In this sense, the goal of this appeal is to denounce the violation of Mr Sànchez’s fundamental rights to freedom of expression, assembly, freedom of thought, and right to the natural judge, among others, and for the European Court of Human Rights to condemn Spain for these violations of rights. The sentence, which is expected to be condemnatory, should ask the Spanish state to take all the measures it deems necessary to repair the violation of rights.

European courts in Belgium, Germany and Scotland have already dismissed charges for the European Arrest Warrants Spain issued against Catalan representatives in exile, proving that the arguments provided by the Spanish judiciary have no legal backbone, and are politically motivated.

International reactions to Mr. Sànchez’s case

Several jurists and human rights organizations such as the International Commission of Jurists and Amnesty International have actively followed the case of the Catalan pro-independence leaders with concern and have called the prison sentences “a restriction on the freedoms of opinion, expression, and peaceful assembly”. The application and interpretation of the crime of sedition causes a chilling effect and prevents civil society activists from exercising their rights peacefully, out of fear of being prosecuted.

In June 2019, the UN Working Group on Arbitrary Detention confirmed that the detention of Mr. Jordi Sànchez constituted an arbitrary detention. As he had been detained for his political beliefs and activities, the UN body called for his immediate release and compensation for the time spent in pre-trial detention, which the Spanish authorities have since ignored.

In May 2020, the Spanish prosecutor opposed Mr. Sànchez’s leave from prison to undertake voluntary work for which he was eligible, according to the penitentiary legislation, on the basis that the purpose of his imprisonment was “to intimidate the whole society”, therefore creating a chilling effect on whoever means to organize peaceful demonstrations in Catalonia.  That same month, Amnesty International called again for his release, arguing that the crime of sedition in Spain is “vague” and “against the principle of legality”.

Ongoing repression

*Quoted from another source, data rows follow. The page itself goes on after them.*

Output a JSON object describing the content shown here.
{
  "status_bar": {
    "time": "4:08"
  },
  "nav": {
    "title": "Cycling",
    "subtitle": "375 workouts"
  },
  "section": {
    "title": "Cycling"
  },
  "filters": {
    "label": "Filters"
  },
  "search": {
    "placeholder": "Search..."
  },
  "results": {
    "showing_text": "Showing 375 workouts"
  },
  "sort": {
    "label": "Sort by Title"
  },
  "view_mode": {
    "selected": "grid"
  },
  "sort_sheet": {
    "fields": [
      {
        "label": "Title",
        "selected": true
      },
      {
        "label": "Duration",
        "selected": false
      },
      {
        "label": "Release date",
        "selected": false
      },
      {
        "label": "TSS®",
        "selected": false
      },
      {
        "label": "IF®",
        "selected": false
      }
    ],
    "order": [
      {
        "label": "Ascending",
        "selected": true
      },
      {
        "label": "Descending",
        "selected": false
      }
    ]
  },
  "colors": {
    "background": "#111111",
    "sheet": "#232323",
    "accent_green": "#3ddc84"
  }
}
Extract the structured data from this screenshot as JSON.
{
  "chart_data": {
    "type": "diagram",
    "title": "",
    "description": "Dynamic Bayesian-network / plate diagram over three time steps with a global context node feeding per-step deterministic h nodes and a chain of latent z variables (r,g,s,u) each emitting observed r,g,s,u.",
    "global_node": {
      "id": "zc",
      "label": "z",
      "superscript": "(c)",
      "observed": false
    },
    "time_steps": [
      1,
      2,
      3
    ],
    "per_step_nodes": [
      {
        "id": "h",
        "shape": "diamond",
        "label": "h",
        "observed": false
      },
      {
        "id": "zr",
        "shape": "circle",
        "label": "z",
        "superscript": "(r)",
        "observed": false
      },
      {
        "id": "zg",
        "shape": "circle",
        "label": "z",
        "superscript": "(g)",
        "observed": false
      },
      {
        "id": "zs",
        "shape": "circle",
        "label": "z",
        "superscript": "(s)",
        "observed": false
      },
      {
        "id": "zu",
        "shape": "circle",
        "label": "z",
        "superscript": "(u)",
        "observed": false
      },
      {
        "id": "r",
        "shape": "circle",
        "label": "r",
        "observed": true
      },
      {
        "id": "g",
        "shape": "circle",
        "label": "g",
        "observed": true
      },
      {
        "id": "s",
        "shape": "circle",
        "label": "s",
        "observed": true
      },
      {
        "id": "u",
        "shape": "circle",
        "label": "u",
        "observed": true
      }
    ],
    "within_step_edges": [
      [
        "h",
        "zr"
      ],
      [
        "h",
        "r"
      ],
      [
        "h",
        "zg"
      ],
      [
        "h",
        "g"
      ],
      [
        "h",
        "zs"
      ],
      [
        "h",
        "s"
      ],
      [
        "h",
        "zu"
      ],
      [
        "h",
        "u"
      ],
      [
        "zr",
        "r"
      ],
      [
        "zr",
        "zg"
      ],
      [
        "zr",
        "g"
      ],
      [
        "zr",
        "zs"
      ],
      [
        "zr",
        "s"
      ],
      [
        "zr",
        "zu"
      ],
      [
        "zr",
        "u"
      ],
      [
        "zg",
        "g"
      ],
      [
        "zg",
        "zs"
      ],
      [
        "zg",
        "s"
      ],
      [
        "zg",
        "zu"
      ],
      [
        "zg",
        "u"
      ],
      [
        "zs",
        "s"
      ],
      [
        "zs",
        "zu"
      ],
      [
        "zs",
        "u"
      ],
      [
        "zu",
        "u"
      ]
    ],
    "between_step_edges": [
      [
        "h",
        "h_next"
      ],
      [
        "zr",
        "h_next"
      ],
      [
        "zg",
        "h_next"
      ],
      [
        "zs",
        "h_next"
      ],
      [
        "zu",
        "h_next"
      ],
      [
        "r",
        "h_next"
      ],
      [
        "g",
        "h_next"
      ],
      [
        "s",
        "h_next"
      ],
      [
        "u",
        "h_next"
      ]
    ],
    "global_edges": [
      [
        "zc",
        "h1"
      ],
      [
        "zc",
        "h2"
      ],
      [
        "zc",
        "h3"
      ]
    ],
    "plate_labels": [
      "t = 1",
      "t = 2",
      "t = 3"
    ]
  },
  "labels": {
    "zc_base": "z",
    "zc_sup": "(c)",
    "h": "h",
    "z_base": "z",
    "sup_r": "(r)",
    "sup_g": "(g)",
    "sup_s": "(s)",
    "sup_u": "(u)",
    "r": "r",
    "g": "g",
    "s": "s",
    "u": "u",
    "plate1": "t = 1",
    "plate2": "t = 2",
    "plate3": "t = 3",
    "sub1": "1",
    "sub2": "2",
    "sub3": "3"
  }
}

Despite the so-called Spain-Catalonia negotiation taking place at the moment, the Spanish state’s persecution of the Catalan pro-independence movement continues, as an indictment was made last week with a Spanish court branding 13 peaceful Catalan pro-independence activists as “terrorists” despite having no evidence to support it.

Likewise, the former Speaker and members of the Board of the Catalan Parliament were summoned the same week to Court to face legal consequences for allowing votes on self-determination and against the monarchy to take place in Parliament in November 2019.

Thousands of Catalan activists and elected leaders are currently facing prosecution by Spanish authorities for their social and/or political activity, which represents a massive violation of their civil and political rights.